Neither the USMCA (NAFTA) nor USCIS defines how a TN Visa holder must be paid. They simply state that there must be employment or contractual arrangements between a foreign national and a US entity. Only self-employment through a US company is barred.
What is “self-employment?”
Employment in the United States rises to self-employment when the TN Visa professional provides professional services to a US entity that they own, or in which they hold a controlling interest (50% or more). As defined by the USDOS Foreign Affairs Manual and Handbook, 9 FAM 402.17:
“An alien cannot qualify for a TN visa to establish a business or practice in the United States in which the professional will be, in substance, self-employed (including by rendering services to a corporation or entity of which the alien is the sole or controlling shareholder or owner). If the alien seeks self-employment, the alien should pursue that employment under another visa category, possibly to include the Treaty Trader (E-1) or Investor (E-2) visa classification.
What ISN’T “self-employment?”
If the TN visa holder owns a foreign company that has contracts with a US entity, this is not considered self-employment, as the TN Visa holder is being paid by a US entity through their foreign company. The majority of ownership in a foreign company also does not bar TN Visa status—a type of arrangement that is common for self-employed IT professionals and management consultants.

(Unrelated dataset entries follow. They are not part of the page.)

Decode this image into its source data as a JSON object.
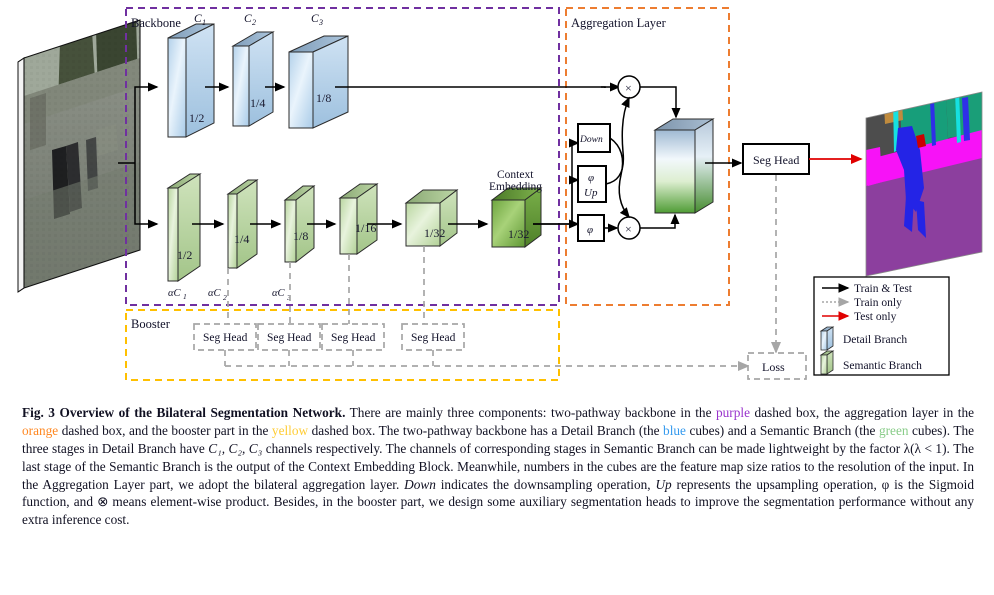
{
  "figure": {
    "regions": [
      {
        "name": "Backbone",
        "label": "Backbone",
        "color": "#7030a0",
        "style": "dashed"
      },
      {
        "name": "Aggregation Layer",
        "label": "Aggregation Layer",
        "color": "#ed7d31",
        "style": "dashed"
      },
      {
        "name": "Booster",
        "label": "Booster",
        "color": "#ffc000",
        "style": "dashed"
      }
    ],
    "detail_branch": {
      "channel_labels": [
        "C1",
        "C2",
        "C3"
      ],
      "cubes": [
        {
          "ratio": "1/2",
          "channel": "C1"
        },
        {
          "ratio": "1/4",
          "channel": "C2"
        },
        {
          "ratio": "1/8",
          "channel": "C3"
        }
      ]
    },
    "semantic_branch": {
      "channel_labels": [
        "αC1",
        "αC2",
        "αC3"
      ],
      "cubes": [
        {
          "ratio": "1/2",
          "channel": "αC1"
        },
        {
          "ratio": "1/4",
          "channel": "αC2"
        },
        {
          "ratio": "1/8",
          "channel": "αC3"
        },
        {
          "ratio": "1/16",
          "channel": ""
        },
        {
          "ratio": "1/32",
          "channel": ""
        },
        {
          "ratio": "1/32",
          "channel": "",
          "label": "Context Embedding"
        }
      ],
      "context_embedding_label_line1": "Context",
      "context_embedding_label_line2": "Embedding"
    },
    "aggregation": {
      "title": "Aggregation Layer",
      "blocks": [
        {
          "id": "down",
          "label": "Down"
        },
        {
          "id": "phi-up",
          "label_line1": "φ",
          "label_line2": "Up"
        },
        {
          "id": "phi",
          "label": "φ"
        }
      ],
      "operators": [
        {
          "id": "mul-top",
          "symbol": "×"
        },
        {
          "id": "mul-bottom",
          "symbol": "×"
        }
      ]
    },
    "seg_head_main": "Seg Head",
    "booster": {
      "title": "Booster",
      "seg_heads": [
        "Seg Head",
        "Seg Head",
        "Seg Head",
        "Seg Head"
      ]
    },
    "loss": "Loss",
    "legend": {
      "items": [
        {
          "kind": "arrow-solid-black",
          "label": "Train & Test",
          "color": "#000000"
        },
        {
          "kind": "arrow-dotted-gray",
          "label": "Train only",
          "color": "#a6a6a6"
        },
        {
          "kind": "arrow-solid-red",
          "label": "Test only",
          "color": "#e00000"
        },
        {
          "kind": "cube-blue",
          "label": "Detail Branch",
          "color": "#b8d4ee"
        },
        {
          "kind": "cube-green",
          "label": "Semantic Branch",
          "color": "#bcd9a4"
        }
      ]
    },
    "input_image": "street-scene-photo",
    "output_image": "semantic-segmentation-map"
  },
  "caption": {
    "fig_label": "Fig. 3",
    "title": "Overview of the Bilateral Segmentation Network.",
    "segments": [
      {
        "t": " There are mainly three components: two-pathway backbone in the "
      },
      {
        "t": "purple",
        "c": "purple"
      },
      {
        "t": " dashed box, the aggregation layer in the "
      },
      {
        "t": "orange",
        "c": "orange"
      },
      {
        "t": " dashed box, and the booster part in the "
      },
      {
        "t": "yellow",
        "c": "yellow"
      },
      {
        "t": " dashed box. The two-pathway backbone has a Detail Branch (the "
      },
      {
        "t": "blue",
        "c": "blue"
      },
      {
        "t": " cubes) and a Semantic Branch (the "
      },
      {
        "t": "green",
        "c": "green"
      },
      {
        "t": " cubes). The three stages in Detail Branch have "
      },
      {
        "t": "C₁, C₂, C₃",
        "c": "italic"
      },
      {
        "t": " channels respectively. The channels of corresponding stages in Semantic Branch can be made lightweight by the factor λ(λ < 1). The last stage of the Semantic Branch is the output of the Context Embedding Block. Meanwhile, numbers in the cubes are the feature map size ratios to the resolution of the input. In the Aggregation Layer part, we adopt the bilateral aggregation layer. "
      },
      {
        "t": "Down",
        "c": "italic"
      },
      {
        "t": " indicates the downsampling operation, "
      },
      {
        "t": "Up",
        "c": "italic"
      },
      {
        "t": " represents the upsampling operation, φ is the Sigmoid function, and ⊗ means element-wise product. Besides, in the booster part, we design some auxiliary segmentation heads to improve the segmentation performance without any extra inference cost."
      }
    ]
  }
}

We also see this scenario when a foreign corporation has a contract with a US entity requiring them to send employees to the United States under the contractual agreement.
Many self-employed business professionals work as independent contractors, and this fact alone does not signal self-employment. If a business professional is performing work in the United States under an employment agreement or a pre-arranged contract with a US employer or US entity, they can still qualify for a TN Visa. In these scenarios, their work in the United States is tied to a contract with a US entity that controls their employment. Either party can terminate the contractual relationship at any time. Such employment arrangements are not considered self-employment for TN Visa purposes.
How you get paid is your choice.
So as long as the TN visa professional is not engaged in self-employment, the arrangements for wages are between the TN Visa holder and the contracting party in the United States. This means a TN Visa holder can be paid either on a W-2 or 1099. Many IT professionals and management consultants opt to be paid via 1099 through their foreign company. In fact, a management consultant is typically paid as an independent contractor.
What should I do if I’m considered “self-employed?”
We have seen many scenarios where CBP has even denied foreign professionals entry to the United States on a TN visa for simply having a U.S. company because of the perception of self-employment. If you are self-employed, or you have 50% or more interest in a US company, the L-1 Visa, E-1 Visa, or E-2 Visa might be a better fit. In fact, E-1 and L-1 visas are often a better option for foreign nationals who have multiple US clients.
Additional Outside Resources
- USDOS Foreign Affairs Manual and Handbook: 9 FAM 402.17
- IRS: About Form W-2, Wage and Tax Statement
- IRS: About Form 1099-MISC, Miscellaneous Income
We Can Help!
Don’t know where to start? If you have questions about whether your particular situation qualifies, contact Richards and Jurusik for help with your TN Visas. We have more than 20 years of experience helping people live and work in the US on TN Visas.